■ Your goal
All that is needed is every line of the listing below that has "Revision".

+---+

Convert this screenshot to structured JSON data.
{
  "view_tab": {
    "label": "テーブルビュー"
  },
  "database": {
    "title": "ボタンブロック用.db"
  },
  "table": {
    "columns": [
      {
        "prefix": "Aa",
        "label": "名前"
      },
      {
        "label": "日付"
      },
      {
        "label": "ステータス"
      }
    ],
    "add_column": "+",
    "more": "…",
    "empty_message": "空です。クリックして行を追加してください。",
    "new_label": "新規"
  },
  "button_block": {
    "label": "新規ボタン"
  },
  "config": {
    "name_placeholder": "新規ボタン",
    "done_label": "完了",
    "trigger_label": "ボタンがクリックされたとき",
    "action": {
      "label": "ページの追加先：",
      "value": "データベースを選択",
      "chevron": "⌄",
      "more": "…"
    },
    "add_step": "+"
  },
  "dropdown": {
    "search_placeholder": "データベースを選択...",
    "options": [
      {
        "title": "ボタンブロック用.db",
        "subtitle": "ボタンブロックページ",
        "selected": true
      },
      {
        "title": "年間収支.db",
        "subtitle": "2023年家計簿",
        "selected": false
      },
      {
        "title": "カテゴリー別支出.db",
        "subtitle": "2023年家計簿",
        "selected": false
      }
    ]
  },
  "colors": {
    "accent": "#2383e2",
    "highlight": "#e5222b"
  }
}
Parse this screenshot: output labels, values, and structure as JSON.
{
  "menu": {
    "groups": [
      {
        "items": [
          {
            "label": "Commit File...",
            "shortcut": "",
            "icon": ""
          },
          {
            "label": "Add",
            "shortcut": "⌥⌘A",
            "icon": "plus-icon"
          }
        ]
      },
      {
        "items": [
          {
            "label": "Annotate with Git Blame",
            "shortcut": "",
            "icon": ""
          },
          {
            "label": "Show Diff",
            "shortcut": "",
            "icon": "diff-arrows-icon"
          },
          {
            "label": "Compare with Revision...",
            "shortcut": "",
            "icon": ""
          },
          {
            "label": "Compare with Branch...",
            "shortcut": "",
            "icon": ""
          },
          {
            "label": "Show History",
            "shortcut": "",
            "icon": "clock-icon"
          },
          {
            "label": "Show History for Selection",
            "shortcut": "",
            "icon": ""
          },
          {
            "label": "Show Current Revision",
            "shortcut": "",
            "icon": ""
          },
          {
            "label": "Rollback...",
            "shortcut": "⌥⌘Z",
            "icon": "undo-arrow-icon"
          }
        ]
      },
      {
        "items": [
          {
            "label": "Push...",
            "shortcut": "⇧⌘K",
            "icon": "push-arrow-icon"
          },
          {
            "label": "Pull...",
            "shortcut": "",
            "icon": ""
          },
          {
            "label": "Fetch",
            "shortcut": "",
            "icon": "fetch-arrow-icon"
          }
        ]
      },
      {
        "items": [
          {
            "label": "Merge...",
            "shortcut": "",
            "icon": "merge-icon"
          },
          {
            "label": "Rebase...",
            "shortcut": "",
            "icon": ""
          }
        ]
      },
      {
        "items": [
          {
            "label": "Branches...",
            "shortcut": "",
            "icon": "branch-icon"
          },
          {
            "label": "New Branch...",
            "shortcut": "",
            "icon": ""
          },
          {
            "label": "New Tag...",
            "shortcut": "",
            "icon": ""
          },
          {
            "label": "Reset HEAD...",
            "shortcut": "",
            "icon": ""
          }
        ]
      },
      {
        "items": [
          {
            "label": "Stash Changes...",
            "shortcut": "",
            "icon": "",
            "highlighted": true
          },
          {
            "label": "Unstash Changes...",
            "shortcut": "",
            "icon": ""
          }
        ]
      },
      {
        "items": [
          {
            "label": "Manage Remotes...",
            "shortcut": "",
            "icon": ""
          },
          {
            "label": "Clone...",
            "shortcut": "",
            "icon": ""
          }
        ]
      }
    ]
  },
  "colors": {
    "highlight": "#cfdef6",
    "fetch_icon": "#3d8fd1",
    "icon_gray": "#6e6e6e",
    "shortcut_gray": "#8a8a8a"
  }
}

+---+

■ Answer below
            "label": "Compare with Revision...",
            "label": "Show Current Revision",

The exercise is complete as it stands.